Data provided
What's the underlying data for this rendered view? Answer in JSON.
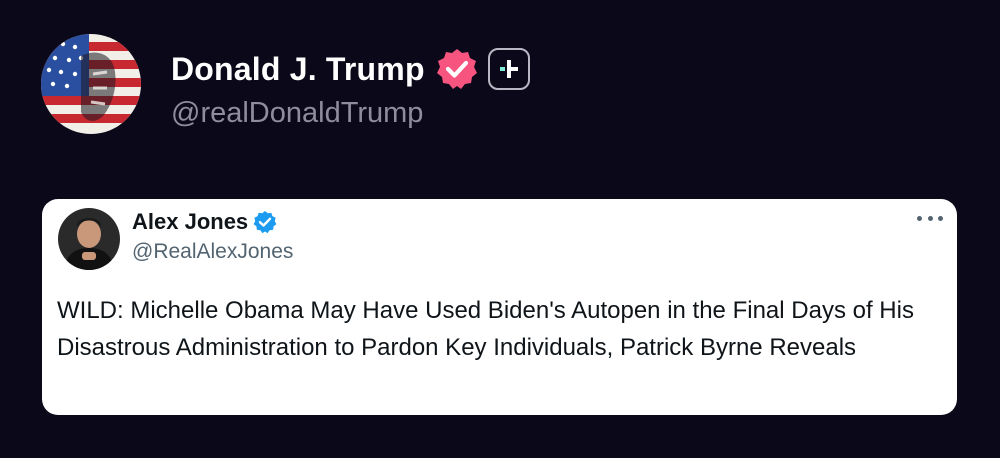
{
  "main_post": {
    "author_name": "Donald J. Trump",
    "author_handle": "@realDonaldTrump",
    "verified_color": "#f7557f",
    "icons": [
      "flag-portrait-avatar",
      "verified-badge-icon",
      "plus-badge-icon"
    ]
  },
  "quoted_post": {
    "author_name": "Alex Jones",
    "author_handle": "@RealAlexJones",
    "verified_color": "#1d9bf0",
    "text": "WILD: Michelle Obama May Have Used Biden's Autopen in the Final Days of His Disastrous Administration to Pardon Key Individuals, Patrick Byrne Reveals",
    "icons": [
      "avatar",
      "verified-badge-icon",
      "more-options-icon"
    ]
  },
  "colors": {
    "background": "#0b0819",
    "card_background": "#ffffff",
    "plus_accent": "#7ee8d6"
  }
}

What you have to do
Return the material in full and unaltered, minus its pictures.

Answer area
What's the underlying data for this rendered view? Answer in JSON.
{
  "main_post": {
    "author_name": "Donald J. Trump",
    "author_handle": "@realDonaldTrump",
    "verified_color": "#f7557f",
    "icons": [
      "flag-portrait-avatar",
      "verified-badge-icon",
      "plus-badge-icon"
    ]
  },
  "quoted_post": {
    "author_name": "Alex Jones",
    "author_handle": "@RealAlexJones",
    "verified_color": "#1d9bf0",
    "text": "WILD: Michelle Obama May Have Used Biden's Autopen in the Final Days of His Disastrous Administration to Pardon Key Individuals, Patrick Byrne Reveals",
    "icons": [
      "avatar",
      "verified-badge-icon",
      "more-options-icon"
    ]
  },
  "colors": {
    "background": "#0b0819",
    "card_background": "#ffffff",
    "plus_accent": "#7ee8d6"
  }
}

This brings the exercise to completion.